■ **Material for this task**
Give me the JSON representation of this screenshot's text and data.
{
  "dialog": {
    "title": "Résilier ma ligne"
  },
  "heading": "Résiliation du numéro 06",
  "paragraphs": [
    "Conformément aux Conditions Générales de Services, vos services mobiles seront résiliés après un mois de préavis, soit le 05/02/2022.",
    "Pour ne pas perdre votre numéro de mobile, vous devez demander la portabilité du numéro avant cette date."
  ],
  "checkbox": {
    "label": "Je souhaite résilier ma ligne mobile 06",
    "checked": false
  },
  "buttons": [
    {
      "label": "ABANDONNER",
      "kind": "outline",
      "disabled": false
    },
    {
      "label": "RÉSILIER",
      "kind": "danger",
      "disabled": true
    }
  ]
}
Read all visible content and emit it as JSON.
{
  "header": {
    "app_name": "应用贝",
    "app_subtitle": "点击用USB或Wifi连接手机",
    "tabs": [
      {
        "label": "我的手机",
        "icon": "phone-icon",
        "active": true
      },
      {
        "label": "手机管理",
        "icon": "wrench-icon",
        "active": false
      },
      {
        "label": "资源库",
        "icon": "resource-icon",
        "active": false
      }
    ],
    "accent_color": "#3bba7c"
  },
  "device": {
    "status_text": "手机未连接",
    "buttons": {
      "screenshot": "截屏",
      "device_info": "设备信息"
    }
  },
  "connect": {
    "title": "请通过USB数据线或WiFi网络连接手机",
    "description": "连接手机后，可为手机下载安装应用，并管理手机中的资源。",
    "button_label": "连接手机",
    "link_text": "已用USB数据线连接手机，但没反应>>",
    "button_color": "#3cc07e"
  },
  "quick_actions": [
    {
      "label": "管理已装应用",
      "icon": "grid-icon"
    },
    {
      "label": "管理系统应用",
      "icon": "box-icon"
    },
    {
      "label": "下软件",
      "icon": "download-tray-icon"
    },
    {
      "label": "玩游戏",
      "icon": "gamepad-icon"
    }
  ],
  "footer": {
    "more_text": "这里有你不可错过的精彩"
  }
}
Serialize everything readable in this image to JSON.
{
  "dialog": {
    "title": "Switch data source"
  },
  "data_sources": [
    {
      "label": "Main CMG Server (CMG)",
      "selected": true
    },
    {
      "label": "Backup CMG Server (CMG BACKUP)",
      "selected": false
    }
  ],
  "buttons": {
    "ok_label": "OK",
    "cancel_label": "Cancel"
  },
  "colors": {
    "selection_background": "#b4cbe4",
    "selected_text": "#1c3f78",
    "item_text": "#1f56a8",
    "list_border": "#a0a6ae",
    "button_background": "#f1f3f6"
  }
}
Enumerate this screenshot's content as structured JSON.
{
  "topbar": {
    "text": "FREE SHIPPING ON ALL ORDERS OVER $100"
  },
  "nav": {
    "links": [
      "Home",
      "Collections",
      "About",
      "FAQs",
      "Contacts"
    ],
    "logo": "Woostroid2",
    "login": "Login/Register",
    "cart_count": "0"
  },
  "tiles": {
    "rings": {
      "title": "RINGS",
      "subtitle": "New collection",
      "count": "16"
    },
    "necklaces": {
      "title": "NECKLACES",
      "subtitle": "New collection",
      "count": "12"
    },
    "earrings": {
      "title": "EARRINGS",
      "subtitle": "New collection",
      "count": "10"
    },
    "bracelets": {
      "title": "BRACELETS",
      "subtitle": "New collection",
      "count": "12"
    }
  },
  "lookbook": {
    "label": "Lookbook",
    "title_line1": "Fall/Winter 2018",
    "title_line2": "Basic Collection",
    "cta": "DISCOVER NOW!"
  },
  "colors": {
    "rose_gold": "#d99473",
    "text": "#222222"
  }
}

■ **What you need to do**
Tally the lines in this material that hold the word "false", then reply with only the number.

■ **Written solution**
5